++++ Material supplied ++++

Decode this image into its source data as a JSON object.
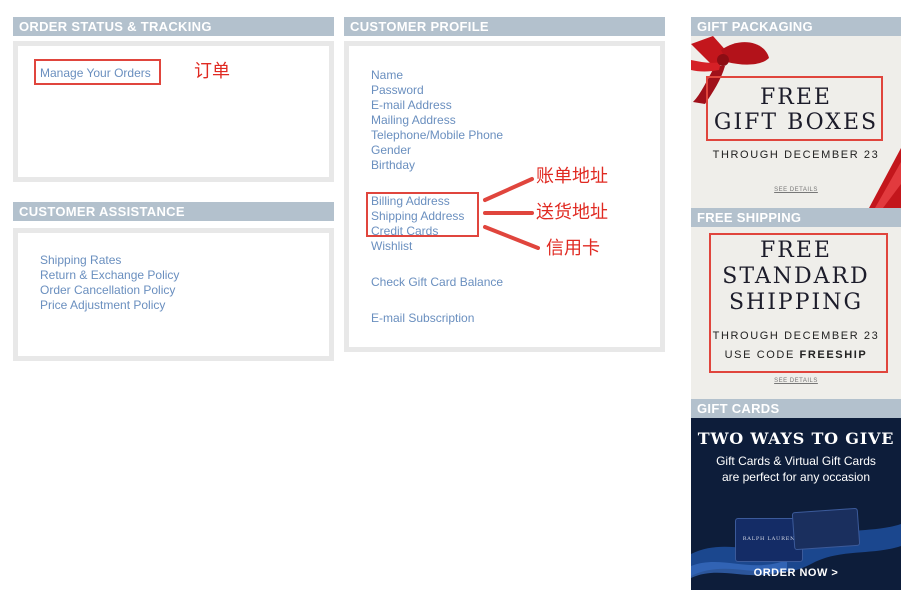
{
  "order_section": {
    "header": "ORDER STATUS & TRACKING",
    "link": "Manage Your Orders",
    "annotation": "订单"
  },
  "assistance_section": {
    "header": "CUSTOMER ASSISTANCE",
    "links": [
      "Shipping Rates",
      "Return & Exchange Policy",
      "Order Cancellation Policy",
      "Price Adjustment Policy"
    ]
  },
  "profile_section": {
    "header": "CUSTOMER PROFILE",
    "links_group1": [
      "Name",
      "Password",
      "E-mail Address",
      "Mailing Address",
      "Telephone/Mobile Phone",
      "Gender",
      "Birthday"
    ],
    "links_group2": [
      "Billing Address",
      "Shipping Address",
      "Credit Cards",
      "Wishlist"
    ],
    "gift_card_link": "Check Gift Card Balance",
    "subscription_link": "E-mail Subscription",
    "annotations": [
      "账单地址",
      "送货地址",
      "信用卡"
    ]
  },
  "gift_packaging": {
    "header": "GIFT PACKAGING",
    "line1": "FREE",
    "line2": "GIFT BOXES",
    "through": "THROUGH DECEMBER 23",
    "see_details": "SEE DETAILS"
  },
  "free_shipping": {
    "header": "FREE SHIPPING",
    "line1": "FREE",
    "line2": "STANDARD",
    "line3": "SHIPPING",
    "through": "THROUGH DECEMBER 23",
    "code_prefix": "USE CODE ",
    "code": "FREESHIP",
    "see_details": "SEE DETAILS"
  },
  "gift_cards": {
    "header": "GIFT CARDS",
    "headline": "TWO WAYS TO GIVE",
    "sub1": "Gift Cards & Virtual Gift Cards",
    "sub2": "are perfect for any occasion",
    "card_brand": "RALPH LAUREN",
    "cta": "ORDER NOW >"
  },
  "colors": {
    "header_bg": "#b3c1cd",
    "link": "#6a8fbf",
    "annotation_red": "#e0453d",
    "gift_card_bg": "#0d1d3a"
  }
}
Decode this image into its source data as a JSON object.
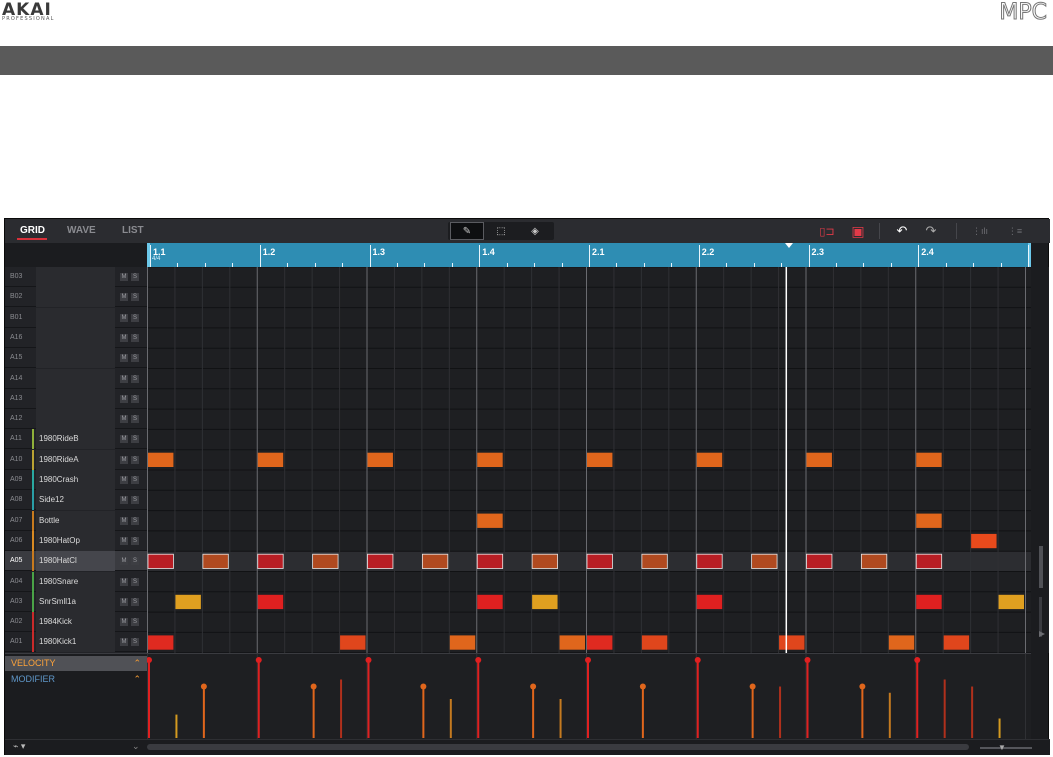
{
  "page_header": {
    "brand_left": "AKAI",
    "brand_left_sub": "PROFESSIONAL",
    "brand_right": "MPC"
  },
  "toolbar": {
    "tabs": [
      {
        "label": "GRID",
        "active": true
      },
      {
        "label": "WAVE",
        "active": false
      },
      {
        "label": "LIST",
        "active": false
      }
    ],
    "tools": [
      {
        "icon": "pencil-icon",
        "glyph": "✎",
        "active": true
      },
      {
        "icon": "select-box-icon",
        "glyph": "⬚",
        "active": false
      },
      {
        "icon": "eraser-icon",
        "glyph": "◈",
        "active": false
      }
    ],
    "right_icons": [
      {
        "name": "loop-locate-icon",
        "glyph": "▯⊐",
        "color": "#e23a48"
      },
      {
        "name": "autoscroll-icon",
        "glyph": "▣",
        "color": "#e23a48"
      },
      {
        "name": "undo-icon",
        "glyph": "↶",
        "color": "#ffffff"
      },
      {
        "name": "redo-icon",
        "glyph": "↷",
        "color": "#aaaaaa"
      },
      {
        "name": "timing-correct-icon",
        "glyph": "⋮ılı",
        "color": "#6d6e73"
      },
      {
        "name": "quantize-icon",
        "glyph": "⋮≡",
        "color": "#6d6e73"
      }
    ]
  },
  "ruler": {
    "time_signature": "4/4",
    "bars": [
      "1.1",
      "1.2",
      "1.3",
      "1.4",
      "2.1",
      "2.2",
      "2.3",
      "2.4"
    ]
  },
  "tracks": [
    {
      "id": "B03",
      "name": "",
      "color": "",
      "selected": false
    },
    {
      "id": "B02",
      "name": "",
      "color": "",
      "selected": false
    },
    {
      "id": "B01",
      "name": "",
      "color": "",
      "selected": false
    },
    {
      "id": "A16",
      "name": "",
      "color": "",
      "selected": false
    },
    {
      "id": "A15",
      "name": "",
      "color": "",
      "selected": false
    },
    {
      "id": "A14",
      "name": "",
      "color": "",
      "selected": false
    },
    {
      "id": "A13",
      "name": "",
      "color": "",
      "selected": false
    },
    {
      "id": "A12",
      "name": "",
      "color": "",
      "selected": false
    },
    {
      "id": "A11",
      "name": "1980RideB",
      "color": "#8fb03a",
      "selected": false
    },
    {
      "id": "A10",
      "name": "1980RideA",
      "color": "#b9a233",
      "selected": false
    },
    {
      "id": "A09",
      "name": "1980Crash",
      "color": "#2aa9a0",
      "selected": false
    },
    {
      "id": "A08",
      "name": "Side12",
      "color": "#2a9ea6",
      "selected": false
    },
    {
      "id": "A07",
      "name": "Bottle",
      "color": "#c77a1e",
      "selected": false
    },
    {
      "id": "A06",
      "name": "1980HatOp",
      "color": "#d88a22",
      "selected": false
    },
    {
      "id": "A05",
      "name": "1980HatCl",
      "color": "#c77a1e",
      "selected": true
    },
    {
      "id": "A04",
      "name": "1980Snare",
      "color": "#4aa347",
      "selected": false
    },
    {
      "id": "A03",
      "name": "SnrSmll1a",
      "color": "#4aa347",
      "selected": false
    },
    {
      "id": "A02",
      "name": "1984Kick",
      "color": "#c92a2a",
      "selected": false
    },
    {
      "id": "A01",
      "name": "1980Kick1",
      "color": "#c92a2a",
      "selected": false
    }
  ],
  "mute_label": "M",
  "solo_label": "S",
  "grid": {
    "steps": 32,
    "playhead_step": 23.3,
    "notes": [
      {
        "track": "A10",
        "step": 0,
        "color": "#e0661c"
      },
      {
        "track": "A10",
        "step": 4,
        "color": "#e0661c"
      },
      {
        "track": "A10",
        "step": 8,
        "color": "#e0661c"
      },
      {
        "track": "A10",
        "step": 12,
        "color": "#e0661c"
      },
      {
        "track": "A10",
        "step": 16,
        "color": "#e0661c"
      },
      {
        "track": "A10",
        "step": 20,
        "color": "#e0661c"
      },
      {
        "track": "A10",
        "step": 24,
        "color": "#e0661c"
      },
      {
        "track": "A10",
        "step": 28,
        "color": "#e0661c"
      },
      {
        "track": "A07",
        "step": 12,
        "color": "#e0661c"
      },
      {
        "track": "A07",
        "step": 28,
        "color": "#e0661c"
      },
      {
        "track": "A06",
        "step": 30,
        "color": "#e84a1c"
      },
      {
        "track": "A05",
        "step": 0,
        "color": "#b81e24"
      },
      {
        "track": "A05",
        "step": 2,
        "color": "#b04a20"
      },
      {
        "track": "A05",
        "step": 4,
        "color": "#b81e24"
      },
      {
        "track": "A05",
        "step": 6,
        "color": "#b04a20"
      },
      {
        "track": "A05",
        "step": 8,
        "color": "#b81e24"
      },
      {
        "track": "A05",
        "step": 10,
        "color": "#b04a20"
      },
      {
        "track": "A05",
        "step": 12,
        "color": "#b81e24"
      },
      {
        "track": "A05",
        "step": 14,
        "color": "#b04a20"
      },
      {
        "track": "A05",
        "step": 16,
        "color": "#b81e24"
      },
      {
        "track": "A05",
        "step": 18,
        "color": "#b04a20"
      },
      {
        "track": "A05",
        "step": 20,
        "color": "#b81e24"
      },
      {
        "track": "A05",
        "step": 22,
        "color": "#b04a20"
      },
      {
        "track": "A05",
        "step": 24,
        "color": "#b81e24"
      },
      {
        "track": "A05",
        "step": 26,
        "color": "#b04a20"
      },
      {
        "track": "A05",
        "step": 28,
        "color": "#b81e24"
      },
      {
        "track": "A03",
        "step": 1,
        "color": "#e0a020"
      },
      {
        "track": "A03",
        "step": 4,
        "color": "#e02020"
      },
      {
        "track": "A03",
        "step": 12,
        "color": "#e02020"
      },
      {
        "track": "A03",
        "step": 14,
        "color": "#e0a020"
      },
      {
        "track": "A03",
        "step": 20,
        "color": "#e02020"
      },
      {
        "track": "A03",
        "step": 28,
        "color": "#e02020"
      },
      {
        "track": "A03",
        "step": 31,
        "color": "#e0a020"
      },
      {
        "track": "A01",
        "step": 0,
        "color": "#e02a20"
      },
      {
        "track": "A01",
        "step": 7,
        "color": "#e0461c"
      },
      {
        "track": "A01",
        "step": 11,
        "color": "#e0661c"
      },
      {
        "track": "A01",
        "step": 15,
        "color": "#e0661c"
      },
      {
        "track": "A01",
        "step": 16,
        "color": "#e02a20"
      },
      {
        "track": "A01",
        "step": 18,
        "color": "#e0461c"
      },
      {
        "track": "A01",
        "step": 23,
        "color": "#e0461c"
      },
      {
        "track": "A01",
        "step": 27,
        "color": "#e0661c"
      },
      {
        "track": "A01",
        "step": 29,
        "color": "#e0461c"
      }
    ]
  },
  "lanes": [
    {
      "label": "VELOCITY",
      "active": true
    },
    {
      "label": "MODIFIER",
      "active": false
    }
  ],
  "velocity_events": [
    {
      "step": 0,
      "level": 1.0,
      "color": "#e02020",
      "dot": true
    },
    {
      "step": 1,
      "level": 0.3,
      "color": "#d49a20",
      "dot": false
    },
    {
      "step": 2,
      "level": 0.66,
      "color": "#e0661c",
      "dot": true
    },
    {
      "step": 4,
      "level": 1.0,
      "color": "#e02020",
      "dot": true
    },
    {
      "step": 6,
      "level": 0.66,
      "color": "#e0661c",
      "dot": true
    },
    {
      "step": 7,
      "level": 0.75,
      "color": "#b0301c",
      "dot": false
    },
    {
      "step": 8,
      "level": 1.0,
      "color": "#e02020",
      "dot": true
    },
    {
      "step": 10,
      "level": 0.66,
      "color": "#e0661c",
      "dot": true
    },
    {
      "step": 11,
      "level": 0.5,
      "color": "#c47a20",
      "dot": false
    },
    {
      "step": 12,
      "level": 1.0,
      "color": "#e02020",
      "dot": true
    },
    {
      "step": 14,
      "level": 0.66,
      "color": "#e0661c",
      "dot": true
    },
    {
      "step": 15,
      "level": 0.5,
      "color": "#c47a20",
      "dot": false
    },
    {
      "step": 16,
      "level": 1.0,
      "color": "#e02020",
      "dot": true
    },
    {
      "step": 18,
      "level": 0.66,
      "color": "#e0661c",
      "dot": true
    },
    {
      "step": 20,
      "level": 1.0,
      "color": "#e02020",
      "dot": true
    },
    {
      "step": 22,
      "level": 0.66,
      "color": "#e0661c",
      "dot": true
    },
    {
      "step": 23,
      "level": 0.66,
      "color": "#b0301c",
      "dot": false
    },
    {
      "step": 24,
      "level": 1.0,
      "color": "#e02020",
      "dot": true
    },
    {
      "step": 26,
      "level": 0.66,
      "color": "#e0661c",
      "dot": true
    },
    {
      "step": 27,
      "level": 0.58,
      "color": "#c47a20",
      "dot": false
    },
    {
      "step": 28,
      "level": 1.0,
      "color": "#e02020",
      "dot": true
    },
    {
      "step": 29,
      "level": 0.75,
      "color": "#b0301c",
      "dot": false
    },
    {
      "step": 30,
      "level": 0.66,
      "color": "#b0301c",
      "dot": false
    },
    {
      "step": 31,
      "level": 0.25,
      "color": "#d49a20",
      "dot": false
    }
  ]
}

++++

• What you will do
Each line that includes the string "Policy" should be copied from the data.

• Output for this exercise
      "Return & Exchange Policy",
      "Order Cancellation Policy",
      "Price Adjustment Policy"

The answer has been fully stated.